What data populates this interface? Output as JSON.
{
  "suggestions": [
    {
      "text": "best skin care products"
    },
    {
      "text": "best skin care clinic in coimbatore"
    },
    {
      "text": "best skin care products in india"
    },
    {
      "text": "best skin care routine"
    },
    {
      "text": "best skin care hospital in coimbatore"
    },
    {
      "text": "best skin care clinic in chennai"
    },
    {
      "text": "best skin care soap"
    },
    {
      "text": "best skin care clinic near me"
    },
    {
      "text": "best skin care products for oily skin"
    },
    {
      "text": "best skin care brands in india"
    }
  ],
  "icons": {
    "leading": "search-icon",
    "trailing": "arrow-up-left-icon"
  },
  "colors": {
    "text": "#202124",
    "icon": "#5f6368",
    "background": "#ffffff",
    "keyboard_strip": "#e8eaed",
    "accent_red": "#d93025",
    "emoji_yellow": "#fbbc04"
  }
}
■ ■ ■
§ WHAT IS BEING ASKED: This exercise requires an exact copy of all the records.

§ RESULT FOR THIS EXERCISE:
What data populates this interface? Output as JSON.
{
  "suggestions": [
    {
      "text": "best skin care products"
    },
    {
      "text": "best skin care clinic in coimbatore"
    },
    {
      "text": "best skin care products in india"
    },
    {
      "text": "best skin care routine"
    },
    {
      "text": "best skin care hospital in coimbatore"
    },
    {
      "text": "best skin care clinic in chennai"
    },
    {
      "text": "best skin care soap"
    },
    {
      "text": "best skin care clinic near me"
    },
    {
      "text": "best skin care products for oily skin"
    },
    {
      "text": "best skin care brands in india"
    }
  ],
  "icons": {
    "leading": "search-icon",
    "trailing": "arrow-up-left-icon"
  },
  "colors": {
    "text": "#202124",
    "icon": "#5f6368",
    "background": "#ffffff",
    "keyboard_strip": "#e8eaed",
    "accent_red": "#d93025",
    "emoji_yellow": "#fbbc04"
  }
}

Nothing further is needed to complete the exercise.